Ikea Full Serve Pick-Up

We got home and set to assembling and installing. We had previously assembled and hung an Ikea kitchen for a friends reno, and having assembled our fair share of Ikea we were fairly proficient in our assembly.

Cabinet Parts

We averaged about 12-15 minutes per cabinet, and with the help of a brad nailer to nail on the back panels, we were ready to install!

Brad nailer = best friend

We started with the lower cabinets which we attached together by clamping them, drilling out the hole and attaching with the accompanying screws.

Drilling out hole to attach cabinets together (protect your cabinets from the clamps!)

We then attached the stainless steel feet we had purchased. We decided to go with the feet so that it looked more like a piece of furniture, rather than the rest of our kitchen which has a toe kick panel. It also made the unit look a little less domineering from the hallway.

Attaching the foot bases to the cabinets. When you’ve got two cabinets right beside eachother you dont want a foot on each cabinet (would look silly) so you place the foot right in the middle of both cabinets. It saves you buying more feet, and it looks better.

8 feet later and we had ourselves a fully assembled base unit.

All the feet attached, ready to be flipped and installed

We flipped it over, decided on the position on the wall, we leveled it using the level-able feet (thank you Ikea, you are awesome for owners of an old crooked house!).

El Granto looking super impressed while leveling the cabinets

Once everything was correctly positioned we attached it to the wall. Our biggest issue was that we were attaching to a firewall which has 1 1/2″ thick drywall and our stud finder was having a hell of a time finding anything! After a few curse words and a couple heavy duty EZ Ancors we were in business.

Lower cabinets installed

After the lowers were done, we set to hanging the uppers. They were to be placed one cabinet on either end with a stretch of  open wall 24″ wide in the middle. We want to put some reclaimed wood open shelving in there, so we left the space open for now.

Hanging the uppers was also super simple, as Ikea’s system is amazeballs. You hang a track on the wall all level and nice, screw it into the studs, then your uppers float on the track!

Ikea cabinet rail attached to the studs and showing the movable anchor where you attach the cabinet

It’s super simple for a long row of cabinets, and makes it so that you don’t have to worry about finding studs to attached each cabinet to. We only needed to hang two smaller individual cabinets. So we cut the rail into two pieces slightly smaller than the cabinets, and following Ikea’s instructions installed them in short order.
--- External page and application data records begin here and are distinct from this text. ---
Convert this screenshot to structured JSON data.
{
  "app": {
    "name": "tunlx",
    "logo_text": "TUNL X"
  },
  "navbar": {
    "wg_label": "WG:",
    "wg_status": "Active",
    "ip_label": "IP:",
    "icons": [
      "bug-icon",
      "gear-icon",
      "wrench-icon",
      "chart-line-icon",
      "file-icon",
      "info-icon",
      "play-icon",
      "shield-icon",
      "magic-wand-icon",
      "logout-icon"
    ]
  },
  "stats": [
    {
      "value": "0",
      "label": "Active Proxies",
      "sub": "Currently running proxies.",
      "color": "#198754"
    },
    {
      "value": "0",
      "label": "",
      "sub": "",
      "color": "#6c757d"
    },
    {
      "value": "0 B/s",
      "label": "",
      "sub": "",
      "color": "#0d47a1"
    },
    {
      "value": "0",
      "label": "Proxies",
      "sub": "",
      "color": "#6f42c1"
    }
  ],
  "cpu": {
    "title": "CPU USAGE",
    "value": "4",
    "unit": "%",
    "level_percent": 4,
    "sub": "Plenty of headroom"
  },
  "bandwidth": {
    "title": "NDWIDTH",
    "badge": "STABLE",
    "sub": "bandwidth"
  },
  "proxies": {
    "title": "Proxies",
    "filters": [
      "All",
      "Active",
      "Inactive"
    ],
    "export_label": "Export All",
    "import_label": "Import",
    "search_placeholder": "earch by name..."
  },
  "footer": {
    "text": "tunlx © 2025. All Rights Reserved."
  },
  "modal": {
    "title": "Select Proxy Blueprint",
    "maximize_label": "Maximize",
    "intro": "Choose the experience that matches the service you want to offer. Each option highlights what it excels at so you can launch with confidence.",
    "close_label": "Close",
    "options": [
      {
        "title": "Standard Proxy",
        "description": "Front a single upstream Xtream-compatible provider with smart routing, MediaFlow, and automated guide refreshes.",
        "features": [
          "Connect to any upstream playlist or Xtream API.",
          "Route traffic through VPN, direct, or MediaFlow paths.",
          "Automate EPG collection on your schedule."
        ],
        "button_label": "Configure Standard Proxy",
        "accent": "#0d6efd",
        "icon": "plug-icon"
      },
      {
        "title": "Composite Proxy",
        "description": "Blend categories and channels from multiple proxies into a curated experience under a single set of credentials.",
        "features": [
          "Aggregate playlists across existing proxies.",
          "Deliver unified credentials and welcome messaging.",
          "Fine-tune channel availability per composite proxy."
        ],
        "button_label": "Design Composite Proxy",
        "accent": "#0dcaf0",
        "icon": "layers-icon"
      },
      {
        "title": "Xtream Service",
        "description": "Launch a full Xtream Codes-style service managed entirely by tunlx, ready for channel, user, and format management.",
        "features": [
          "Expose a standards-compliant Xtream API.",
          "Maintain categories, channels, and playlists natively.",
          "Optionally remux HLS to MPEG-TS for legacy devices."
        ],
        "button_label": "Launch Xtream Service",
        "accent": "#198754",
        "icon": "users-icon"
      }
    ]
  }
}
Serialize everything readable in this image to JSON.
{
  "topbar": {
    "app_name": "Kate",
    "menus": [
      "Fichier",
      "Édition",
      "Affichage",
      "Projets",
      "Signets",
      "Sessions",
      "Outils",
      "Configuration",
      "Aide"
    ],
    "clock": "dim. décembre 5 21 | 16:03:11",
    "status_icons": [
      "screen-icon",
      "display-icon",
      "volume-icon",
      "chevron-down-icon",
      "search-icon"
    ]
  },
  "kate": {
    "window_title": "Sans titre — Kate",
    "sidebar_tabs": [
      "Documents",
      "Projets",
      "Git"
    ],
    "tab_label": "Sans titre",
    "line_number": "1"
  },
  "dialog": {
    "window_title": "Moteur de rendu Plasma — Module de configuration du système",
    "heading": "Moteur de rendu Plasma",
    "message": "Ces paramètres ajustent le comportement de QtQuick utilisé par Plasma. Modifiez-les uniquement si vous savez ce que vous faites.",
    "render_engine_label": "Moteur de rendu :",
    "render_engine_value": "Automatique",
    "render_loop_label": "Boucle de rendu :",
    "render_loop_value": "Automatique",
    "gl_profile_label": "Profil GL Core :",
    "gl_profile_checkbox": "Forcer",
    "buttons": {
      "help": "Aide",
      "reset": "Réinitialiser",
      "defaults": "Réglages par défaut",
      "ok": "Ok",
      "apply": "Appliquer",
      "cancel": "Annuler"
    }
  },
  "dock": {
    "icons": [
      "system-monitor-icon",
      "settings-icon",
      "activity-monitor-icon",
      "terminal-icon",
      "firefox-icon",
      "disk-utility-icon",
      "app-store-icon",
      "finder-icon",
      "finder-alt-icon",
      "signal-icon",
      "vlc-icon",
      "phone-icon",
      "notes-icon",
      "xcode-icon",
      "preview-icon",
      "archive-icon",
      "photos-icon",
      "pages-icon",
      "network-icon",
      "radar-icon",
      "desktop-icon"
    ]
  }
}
All in all it took the two of us one evening and one morning to have everything hung.

Upper cabinets half hung, art project sneak peek on the ground and general mayhem and mess
Cabinets Installed
Cabinets Installed


The next steps  to stage 1 will be getting the shelves we forgot at Ikea, adding a temporary countertop and some filler panels. This should all be complete by the end of January 2013.

Stage 2 will involve a DIY concrete countertop, some electrical outlets, open shelving between the two upper cabinets and hopefully a few doors and hardware. (ETA Summer 2013)

Stage 3 will complete the coffee bar with all the cabinet doors, drawers, and hardware. (ETA Fall/Winter 2013)